> Exercise:
Where a record contains an image, leave the image out and print the rest exactly.
________________
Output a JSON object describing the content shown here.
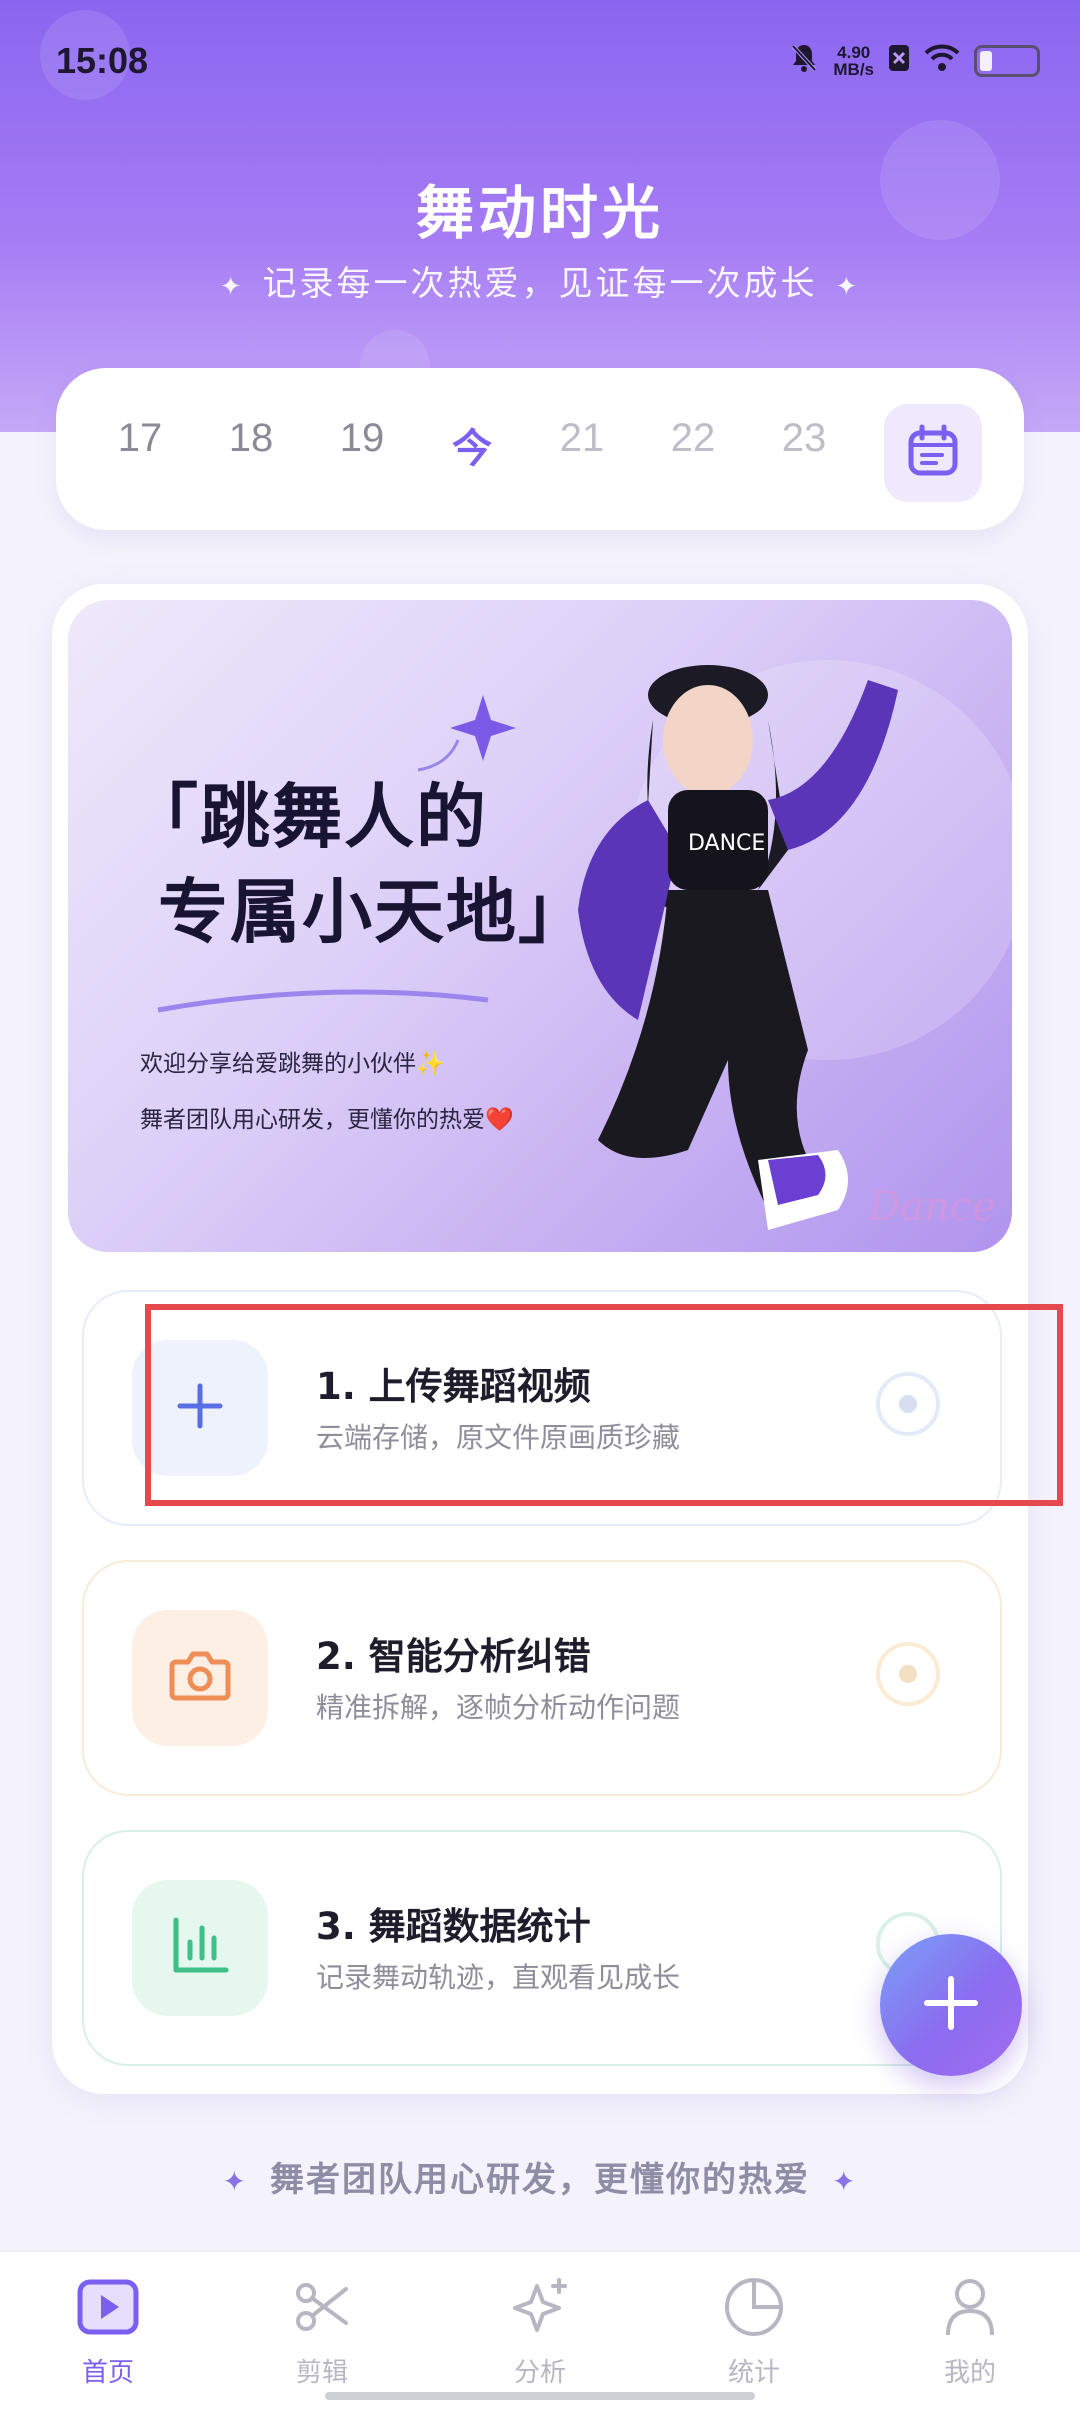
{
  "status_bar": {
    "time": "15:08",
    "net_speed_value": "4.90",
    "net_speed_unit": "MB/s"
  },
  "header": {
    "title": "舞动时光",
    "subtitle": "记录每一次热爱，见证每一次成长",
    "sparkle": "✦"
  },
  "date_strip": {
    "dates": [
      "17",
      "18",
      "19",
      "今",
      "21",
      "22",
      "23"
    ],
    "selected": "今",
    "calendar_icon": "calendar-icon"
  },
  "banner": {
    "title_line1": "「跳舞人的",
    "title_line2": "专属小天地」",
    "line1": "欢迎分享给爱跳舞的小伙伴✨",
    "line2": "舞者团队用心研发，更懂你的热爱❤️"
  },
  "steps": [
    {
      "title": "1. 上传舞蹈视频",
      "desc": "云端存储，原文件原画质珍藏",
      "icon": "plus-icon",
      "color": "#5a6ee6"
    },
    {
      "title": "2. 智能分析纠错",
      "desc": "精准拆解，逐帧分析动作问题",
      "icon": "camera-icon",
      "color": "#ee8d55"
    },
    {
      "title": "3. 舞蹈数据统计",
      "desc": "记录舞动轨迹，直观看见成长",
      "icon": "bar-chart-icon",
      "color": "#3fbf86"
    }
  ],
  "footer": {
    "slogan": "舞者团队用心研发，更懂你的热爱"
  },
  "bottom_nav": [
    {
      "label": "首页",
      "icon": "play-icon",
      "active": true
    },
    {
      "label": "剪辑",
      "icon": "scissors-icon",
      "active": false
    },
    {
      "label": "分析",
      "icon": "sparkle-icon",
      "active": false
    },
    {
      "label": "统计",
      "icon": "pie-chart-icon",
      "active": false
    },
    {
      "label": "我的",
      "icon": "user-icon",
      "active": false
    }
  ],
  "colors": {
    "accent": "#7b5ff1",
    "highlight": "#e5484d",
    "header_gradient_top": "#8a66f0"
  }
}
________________
> Result for this exercise:
Output a JSON object describing the content shown here.
{
  "status_bar": {
    "time": "15:08",
    "net_speed_value": "4.90",
    "net_speed_unit": "MB/s"
  },
  "header": {
    "title": "舞动时光",
    "subtitle": "记录每一次热爱，见证每一次成长",
    "sparkle": "✦"
  },
  "date_strip": {
    "dates": [
      "17",
      "18",
      "19",
      "今",
      "21",
      "22",
      "23"
    ],
    "selected": "今",
    "calendar_icon": "calendar-icon"
  },
  "banner": {
    "title_line1": "「跳舞人的",
    "title_line2": "专属小天地」",
    "line1": "欢迎分享给爱跳舞的小伙伴✨",
    "line2": "舞者团队用心研发，更懂你的热爱❤️"
  },
  "steps": [
    {
      "title": "1. 上传舞蹈视频",
      "desc": "云端存储，原文件原画质珍藏",
      "icon": "plus-icon",
      "color": "#5a6ee6"
    },
    {
      "title": "2. 智能分析纠错",
      "desc": "精准拆解，逐帧分析动作问题",
      "icon": "camera-icon",
      "color": "#ee8d55"
    },
    {
      "title": "3. 舞蹈数据统计",
      "desc": "记录舞动轨迹，直观看见成长",
      "icon": "bar-chart-icon",
      "color": "#3fbf86"
    }
  ],
  "footer": {
    "slogan": "舞者团队用心研发，更懂你的热爱"
  },
  "bottom_nav": [
    {
      "label": "首页",
      "icon": "play-icon",
      "active": true
    },
    {
      "label": "剪辑",
      "icon": "scissors-icon",
      "active": false
    },
    {
      "label": "分析",
      "icon": "sparkle-icon",
      "active": false
    },
    {
      "label": "统计",
      "icon": "pie-chart-icon",
      "active": false
    },
    {
      "label": "我的",
      "icon": "user-icon",
      "active": false
    }
  ],
  "colors": {
    "accent": "#7b5ff1",
    "highlight": "#e5484d",
    "header_gradient_top": "#8a66f0"
  }
}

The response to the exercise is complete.